A group of cybersecurity specialists has revealed the detection of multiple attacks related to the exploitation of an old Microsoft Office flaw (tracked as CVE-2017-11182). This flaw, patched in 2017, allows threat actors to embed equations or mathematical formulas in some Office documents.
The researchers detected three attacks targeting five different companies, all of them related to the flaw, found in the Office’s Equation Editor Feature. The attackers’ primary goal was to deliver a remote access Trojan on at least two computers from each affected company.
The attacks were detected in Hong Kong and North America, compromising real estate companies, banking institutions and entertainment agencies.
Vinay Pidathala, director of research at security firm Menlo, said: “We believe that these attacks were targeting specific users as a way to try to engage relevant actors within the attacked companies.”
The finding reinforces and amplifies the advice of CISA and the FBI last month that lists the 10 most routinely exploited vulnerabilities by “threat actors abroad.” Intelligence agencies say CVE-2017-11882 was high on that list, in fact, the FBI points out that Editor Equation is one of the most exploited flaws by hacking groups sponsored by foreign governments.

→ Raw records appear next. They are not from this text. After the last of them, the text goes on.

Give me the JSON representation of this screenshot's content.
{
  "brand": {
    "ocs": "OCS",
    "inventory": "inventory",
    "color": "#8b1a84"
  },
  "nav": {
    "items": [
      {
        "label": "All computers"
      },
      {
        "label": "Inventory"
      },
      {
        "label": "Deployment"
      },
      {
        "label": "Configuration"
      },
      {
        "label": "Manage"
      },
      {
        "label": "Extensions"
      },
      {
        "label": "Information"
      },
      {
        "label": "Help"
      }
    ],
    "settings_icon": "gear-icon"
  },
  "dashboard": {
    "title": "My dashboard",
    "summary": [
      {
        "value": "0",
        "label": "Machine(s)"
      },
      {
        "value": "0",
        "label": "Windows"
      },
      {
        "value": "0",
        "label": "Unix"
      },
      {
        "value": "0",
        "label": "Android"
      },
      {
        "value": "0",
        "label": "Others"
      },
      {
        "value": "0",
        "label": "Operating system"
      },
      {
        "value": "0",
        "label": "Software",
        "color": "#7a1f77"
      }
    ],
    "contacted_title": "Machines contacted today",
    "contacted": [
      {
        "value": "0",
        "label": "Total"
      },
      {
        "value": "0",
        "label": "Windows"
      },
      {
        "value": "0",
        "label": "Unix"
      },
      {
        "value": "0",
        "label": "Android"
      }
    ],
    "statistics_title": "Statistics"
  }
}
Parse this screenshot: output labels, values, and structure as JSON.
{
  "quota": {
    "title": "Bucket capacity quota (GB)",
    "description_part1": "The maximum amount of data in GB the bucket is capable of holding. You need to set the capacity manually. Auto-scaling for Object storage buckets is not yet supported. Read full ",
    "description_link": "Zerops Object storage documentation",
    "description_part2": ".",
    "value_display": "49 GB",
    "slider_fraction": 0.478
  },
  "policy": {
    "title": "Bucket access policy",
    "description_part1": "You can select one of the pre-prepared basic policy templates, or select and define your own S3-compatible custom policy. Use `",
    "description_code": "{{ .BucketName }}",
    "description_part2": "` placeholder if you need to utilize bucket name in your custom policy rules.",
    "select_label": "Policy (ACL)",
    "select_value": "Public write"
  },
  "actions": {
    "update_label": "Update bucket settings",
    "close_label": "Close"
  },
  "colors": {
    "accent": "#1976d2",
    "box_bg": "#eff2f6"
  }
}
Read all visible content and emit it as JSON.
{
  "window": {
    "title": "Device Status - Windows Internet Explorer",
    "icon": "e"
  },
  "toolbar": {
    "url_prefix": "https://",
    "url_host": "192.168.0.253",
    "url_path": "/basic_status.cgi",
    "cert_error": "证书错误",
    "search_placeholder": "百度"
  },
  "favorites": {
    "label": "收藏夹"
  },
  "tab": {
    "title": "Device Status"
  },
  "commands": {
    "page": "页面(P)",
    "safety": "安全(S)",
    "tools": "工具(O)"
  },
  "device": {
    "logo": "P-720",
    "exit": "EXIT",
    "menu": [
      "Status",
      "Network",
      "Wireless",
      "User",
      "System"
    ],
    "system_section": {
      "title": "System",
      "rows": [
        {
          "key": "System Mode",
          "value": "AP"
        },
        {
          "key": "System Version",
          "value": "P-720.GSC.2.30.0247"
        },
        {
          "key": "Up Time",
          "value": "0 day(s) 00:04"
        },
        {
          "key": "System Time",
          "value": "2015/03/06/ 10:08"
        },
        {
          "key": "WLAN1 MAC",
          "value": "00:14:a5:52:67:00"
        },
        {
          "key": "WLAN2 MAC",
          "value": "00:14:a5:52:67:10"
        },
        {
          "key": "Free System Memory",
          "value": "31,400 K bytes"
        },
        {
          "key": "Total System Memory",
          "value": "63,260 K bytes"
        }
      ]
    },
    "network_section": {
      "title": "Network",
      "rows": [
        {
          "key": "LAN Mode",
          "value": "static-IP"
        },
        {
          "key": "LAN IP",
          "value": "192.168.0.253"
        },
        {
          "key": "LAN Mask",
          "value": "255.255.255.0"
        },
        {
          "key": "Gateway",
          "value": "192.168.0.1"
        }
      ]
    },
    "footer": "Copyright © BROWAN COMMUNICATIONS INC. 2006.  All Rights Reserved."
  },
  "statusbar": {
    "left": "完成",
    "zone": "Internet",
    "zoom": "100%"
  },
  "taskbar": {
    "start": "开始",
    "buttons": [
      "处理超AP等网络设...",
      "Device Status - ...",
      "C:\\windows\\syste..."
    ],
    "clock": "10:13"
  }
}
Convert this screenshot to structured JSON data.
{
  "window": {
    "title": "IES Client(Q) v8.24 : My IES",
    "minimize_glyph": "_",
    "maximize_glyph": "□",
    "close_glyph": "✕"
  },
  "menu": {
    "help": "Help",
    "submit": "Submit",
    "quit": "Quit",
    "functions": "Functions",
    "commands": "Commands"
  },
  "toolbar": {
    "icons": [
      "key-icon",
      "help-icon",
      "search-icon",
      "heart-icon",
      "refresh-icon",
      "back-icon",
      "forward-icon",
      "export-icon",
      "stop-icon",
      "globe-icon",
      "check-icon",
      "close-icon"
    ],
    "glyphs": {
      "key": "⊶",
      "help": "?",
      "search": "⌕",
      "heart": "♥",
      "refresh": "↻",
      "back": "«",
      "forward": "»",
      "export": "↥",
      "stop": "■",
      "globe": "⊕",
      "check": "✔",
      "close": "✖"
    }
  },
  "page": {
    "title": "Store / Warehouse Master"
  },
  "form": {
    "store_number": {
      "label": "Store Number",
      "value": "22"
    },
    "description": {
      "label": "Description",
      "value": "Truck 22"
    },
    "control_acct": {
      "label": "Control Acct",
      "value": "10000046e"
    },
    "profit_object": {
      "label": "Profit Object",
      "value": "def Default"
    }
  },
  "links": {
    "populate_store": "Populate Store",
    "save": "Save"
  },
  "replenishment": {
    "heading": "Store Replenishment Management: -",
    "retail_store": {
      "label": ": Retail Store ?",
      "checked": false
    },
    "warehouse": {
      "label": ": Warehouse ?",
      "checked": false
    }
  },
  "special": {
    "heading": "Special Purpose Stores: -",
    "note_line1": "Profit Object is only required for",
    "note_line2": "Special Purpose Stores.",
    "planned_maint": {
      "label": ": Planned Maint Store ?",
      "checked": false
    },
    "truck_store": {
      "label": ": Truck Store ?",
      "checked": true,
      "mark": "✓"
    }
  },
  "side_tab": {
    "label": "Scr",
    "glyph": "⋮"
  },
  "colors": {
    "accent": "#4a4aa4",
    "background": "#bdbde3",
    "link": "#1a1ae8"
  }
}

“Of the top 10, the three most frequently used vulnerabilities in attacks by states-sponsored actors such as China, Iran, North Korea and Russia are CVE-2017-11882, CVE-2017-0199 and CVE-2012-0158. Three of these vulnerabilities are related to Microsoft technology,” mentions the alert jointly released by CISA and the FBI.
Both agencies called on the private sector to repair threats to help with the security of U.S. networks, as “a concerted campaign to fix these vulnerabilities would introduce frictions in the operational trade of foreign adversaries and force them to develop or acquire exploits that are more expensive and less effective.”
In a separate trend, Pidathala noted that the three specific attacks hosted their payloads on SaaS platforms, including Microsoft OneDrive.
“As businesses are moving to the cloud, they are adopting cloud storage solutions like Box, Dropbox, and OneDrive. By posting your malware on these websites, attackers can make it more credible. In addition, many security devices might or may not inspect traffic coming from OneDrive, because it’s a reliable source. So, by hosting your armed payloads on these popular platforms, it’s easier for them to pass,” Pidathala said.
He is a well-known expert in mobile security and malware analysis. He studied Computer Science at NYU and started working as a cyber security analyst in 2003. He is actively working as an anti-malware expert. He also worked for security companies like Kaspersky Lab. His everyday job includes researching about new malware and cyber security incidents. Also he has deep level of knowledge in mobile security and mobile vulnerabilities.